■ **What to do**: Look through the listing for the word "受注確度". Copy each line that has it.
Data under study: Begin
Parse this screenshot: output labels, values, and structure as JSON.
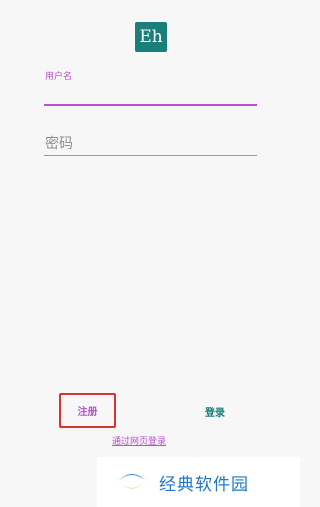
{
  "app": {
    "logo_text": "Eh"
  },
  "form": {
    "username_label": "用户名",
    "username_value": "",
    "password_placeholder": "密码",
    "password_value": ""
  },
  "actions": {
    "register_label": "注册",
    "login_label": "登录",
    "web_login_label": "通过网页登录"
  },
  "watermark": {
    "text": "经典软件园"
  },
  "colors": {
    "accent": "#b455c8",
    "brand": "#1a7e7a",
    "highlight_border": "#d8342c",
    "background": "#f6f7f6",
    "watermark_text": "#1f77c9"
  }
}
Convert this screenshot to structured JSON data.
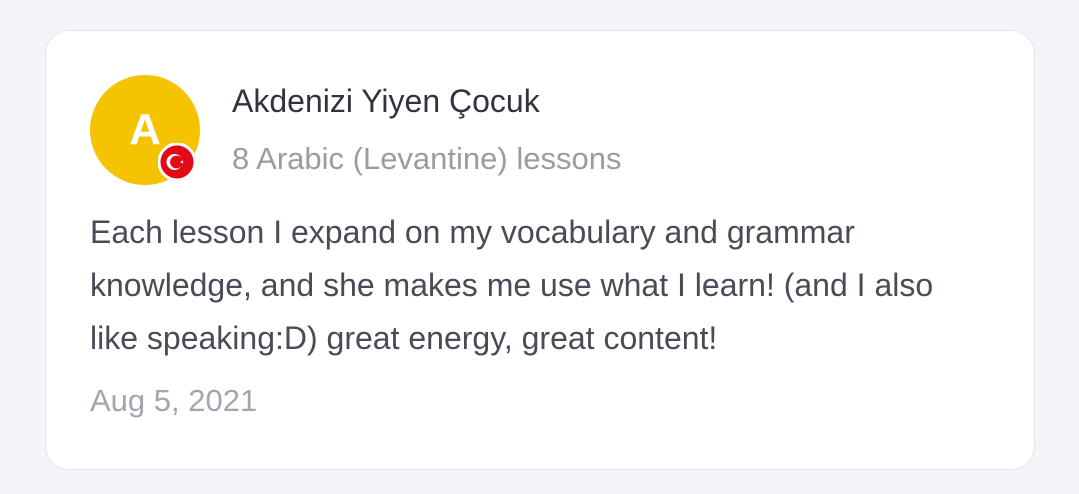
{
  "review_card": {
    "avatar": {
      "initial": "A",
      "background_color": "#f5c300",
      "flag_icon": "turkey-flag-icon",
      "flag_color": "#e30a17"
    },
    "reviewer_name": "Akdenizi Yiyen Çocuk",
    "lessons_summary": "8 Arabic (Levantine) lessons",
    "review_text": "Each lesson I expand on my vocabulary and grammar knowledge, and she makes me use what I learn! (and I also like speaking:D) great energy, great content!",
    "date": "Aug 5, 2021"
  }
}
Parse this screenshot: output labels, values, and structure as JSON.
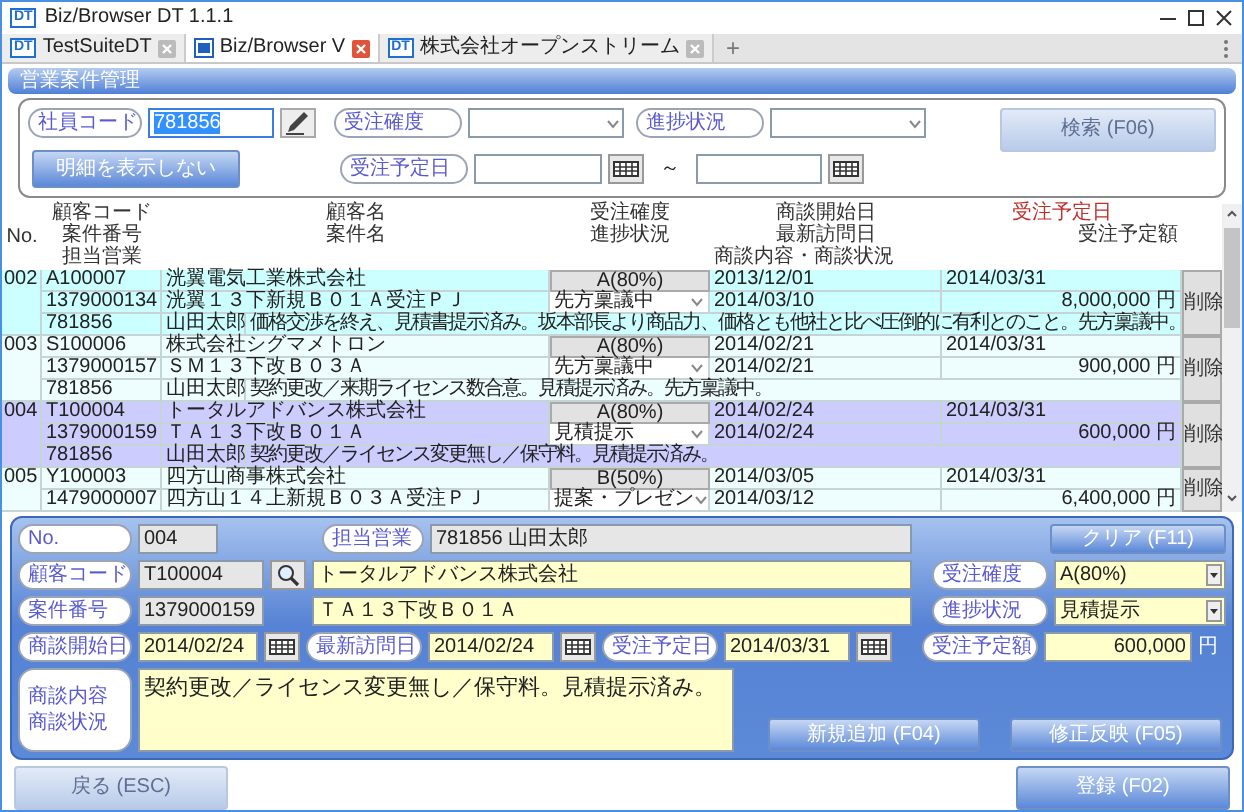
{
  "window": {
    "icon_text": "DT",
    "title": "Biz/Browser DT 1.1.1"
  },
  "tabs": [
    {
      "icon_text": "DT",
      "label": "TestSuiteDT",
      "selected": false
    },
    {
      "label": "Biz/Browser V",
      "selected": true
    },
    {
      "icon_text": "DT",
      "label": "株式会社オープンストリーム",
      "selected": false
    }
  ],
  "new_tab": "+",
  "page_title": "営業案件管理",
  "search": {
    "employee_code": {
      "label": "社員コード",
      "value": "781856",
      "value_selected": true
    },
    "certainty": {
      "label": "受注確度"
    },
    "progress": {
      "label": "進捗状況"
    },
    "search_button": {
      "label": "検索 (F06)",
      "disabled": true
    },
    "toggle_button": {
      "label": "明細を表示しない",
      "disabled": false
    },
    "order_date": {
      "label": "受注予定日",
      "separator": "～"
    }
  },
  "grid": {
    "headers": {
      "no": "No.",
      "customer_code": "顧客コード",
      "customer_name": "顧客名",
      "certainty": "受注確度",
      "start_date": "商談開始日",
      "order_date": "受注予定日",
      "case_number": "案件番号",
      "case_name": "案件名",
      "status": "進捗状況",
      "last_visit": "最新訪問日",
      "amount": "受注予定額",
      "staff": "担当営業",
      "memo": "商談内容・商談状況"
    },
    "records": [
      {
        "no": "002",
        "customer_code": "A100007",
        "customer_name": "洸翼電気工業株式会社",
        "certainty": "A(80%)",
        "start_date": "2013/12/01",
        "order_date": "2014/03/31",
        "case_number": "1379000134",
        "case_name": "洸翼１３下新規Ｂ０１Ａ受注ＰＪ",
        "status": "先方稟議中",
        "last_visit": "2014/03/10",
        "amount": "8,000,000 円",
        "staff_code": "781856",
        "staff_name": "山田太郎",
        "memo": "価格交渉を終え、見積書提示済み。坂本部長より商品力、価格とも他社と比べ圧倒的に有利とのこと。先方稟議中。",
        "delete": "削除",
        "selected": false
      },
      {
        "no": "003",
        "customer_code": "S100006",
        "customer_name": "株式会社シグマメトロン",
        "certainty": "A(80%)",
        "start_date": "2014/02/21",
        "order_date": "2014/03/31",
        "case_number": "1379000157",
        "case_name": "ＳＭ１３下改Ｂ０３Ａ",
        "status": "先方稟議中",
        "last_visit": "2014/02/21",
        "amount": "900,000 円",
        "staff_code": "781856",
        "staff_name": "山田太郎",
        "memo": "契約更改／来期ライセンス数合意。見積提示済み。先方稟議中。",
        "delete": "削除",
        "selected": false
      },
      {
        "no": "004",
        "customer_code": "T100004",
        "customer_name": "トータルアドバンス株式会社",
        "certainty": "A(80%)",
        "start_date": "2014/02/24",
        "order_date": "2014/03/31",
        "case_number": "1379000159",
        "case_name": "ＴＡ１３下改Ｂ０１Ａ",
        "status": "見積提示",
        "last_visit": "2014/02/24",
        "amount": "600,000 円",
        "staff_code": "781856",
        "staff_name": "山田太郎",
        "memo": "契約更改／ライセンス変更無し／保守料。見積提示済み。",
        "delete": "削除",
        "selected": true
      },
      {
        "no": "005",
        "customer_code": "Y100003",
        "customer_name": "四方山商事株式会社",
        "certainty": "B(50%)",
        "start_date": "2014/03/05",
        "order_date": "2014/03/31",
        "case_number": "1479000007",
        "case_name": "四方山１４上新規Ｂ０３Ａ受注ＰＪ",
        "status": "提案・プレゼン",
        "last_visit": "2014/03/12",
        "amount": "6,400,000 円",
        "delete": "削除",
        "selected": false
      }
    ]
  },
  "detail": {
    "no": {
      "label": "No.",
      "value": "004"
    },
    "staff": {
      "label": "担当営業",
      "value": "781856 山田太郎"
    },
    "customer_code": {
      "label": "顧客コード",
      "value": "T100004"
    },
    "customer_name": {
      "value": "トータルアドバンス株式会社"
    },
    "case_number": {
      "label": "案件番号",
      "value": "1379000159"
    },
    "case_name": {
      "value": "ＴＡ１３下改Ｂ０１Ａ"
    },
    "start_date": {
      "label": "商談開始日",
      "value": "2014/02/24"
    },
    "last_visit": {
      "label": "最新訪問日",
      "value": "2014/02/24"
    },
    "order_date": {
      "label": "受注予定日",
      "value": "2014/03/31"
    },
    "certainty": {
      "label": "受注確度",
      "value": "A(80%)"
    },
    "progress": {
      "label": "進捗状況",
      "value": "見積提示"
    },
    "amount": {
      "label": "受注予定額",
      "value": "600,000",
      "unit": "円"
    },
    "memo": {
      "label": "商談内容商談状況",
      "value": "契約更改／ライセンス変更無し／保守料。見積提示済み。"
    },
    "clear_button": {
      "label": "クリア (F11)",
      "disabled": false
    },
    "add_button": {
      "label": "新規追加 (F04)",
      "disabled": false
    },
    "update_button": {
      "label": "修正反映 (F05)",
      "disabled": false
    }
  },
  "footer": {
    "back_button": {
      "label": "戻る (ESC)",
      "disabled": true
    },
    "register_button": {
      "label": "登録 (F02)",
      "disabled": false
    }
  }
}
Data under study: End
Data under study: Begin
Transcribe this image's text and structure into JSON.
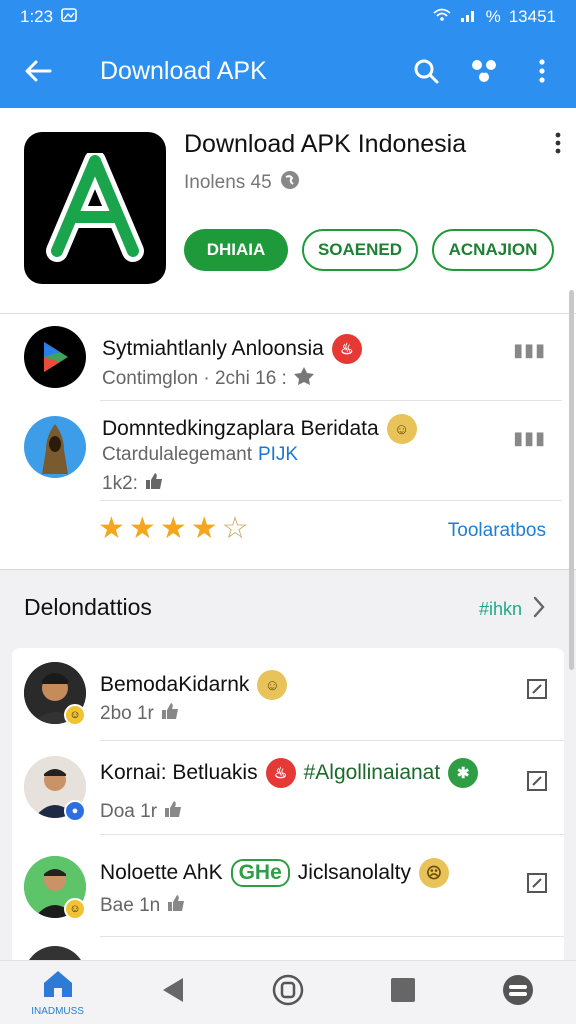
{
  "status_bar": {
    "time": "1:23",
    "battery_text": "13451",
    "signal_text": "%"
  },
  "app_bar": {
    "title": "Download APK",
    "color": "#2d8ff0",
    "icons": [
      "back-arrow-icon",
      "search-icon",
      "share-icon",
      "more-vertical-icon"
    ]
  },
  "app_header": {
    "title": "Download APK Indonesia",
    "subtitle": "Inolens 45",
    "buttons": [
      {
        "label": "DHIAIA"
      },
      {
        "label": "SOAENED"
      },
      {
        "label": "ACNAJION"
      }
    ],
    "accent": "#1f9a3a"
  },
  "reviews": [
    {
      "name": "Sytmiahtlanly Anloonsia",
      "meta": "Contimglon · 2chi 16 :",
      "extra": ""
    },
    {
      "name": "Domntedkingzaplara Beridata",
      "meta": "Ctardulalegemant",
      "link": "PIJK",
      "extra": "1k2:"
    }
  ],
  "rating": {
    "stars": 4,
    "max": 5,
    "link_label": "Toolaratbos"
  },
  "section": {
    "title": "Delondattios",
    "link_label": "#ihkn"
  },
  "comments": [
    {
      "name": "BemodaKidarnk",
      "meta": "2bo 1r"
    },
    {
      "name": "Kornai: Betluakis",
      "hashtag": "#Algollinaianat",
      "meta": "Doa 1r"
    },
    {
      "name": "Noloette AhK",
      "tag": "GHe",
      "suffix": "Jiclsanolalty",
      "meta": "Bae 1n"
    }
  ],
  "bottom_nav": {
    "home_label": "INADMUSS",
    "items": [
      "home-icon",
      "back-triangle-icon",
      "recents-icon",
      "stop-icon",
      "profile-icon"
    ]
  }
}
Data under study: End
■ **Reply**:
      "label": "受注確度"
      "certainty": "受注確度",
      "label": "受注確度",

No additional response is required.